click to enlarge examples, then click again for full size


IS Presentation Techniques 1

A check list (click images to enlarge, and click again for maximum size):

1 a, b, c. perfect presentation models and photography (NOTE: hand gives working-model a scale)
2. Information diagrams—giving details of how things work within your design, and Information HIERARCHY: use of arrows, pull-quotes and boxes that highlight important information that the readers eye should notice first. (NOTE: thin, red line-weight)
3. Details/Diagrams eg: a) a diurnal study of lighting effects. NOTE: image captions with concise explanations
b) textures and patterns
4. Location mapping: breaking down information and displaying it as clear, individual elements that can be read as layers
5. Iteritive models, material explorations
6. information extrusion—showing detail AND where this detail exists within the project
7. Macro information, eg. Site diagram
8. Sections and details of use
9 a, b. Montages with measured drawings—drawings details that exist outside the picture
10. Understanding the ground plane—what is situated above ground, and what is situated below


JetBlue terminal interior and spatial design watch here, article (old but good) here

A lesson on good design (and good presentation) here

Architect Thom Mayne, a believer in the generative method of spatial design here

Glamour, editing and the art of effortlessness, concealing and revealing here

IS First Year Lecture

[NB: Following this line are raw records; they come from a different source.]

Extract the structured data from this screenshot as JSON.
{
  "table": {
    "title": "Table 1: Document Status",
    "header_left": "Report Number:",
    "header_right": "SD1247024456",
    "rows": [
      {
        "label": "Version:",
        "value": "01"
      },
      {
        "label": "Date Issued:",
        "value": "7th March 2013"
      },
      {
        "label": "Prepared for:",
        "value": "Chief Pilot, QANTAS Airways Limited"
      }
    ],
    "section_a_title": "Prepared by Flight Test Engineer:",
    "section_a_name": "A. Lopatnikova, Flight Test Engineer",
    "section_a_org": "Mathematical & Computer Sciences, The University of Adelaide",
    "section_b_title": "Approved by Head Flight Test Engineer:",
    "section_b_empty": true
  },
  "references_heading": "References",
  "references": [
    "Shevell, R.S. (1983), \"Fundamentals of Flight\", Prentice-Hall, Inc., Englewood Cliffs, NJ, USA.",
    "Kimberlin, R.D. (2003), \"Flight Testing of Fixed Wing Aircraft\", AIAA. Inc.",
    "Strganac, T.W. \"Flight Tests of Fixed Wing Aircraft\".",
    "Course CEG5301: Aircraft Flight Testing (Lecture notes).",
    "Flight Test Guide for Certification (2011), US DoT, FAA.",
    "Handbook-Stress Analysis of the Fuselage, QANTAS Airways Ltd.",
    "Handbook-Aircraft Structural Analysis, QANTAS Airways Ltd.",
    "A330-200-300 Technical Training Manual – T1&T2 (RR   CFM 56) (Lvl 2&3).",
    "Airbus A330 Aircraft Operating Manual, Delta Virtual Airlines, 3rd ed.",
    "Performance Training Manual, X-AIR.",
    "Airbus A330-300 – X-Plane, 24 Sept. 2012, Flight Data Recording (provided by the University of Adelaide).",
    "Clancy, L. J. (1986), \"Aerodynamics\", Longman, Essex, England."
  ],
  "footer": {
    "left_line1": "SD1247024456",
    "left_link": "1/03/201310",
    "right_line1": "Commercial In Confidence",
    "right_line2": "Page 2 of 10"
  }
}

(click to enlarge)

Nick Szczepaniak

‘A Defensive Architecture’

A reflection of and response to the effects of climate change. The work is deliberately allegorical and provocative.

Set in the Blackwater Estuary in Essex, the project envisages a set of militarised coastal defence towers that perform multiple functions:

1. The principle role of the towers is to act as an environmental warning device. The architecture is alive, dramatizing shifts in environmental conditions; breathing, creaking, groaning, sweating and crying when stressed. Air-bags on the face of the towers expand and contract, while hundreds of tensile trunks are sporadically activated, casting water on to the heated facades to produce steam. An empty watchtower at the top of each tower gives them the impression that the fragile landscape below is constantly being surveyed.

2. Across the estuary, a bed of salt marshes provides a natural form of flood defence and habitats for wildlife. Due to rising water levels and adverse weather conditions, the salt marshes are quickly deteriorating. The proposal suggests how megastructures can be integrated and used to encourage the growth of natural defence mechanisms against flooding in order to protect the erosion of fragile coastline areas and our most important cities. Over time, sand is collected at the base of each tower to form a spit across the mouth of the estuary, absorbing energy from the waves.

3. Internally, the towers serve as a vast repository for mankinds most valuable asset; knowledge. The architecture is a knowledge ark, which protects books from culminative and catastrophic deterioration.

By Ai Weiwei

Millions of porcelain sunflower seeds underfoot at the Tate

making of here

On Rotundas and Oculi

James Turrell new and permanent at The National Gallery, Canberra

Rome, the Pantheon

IS Next Tuesday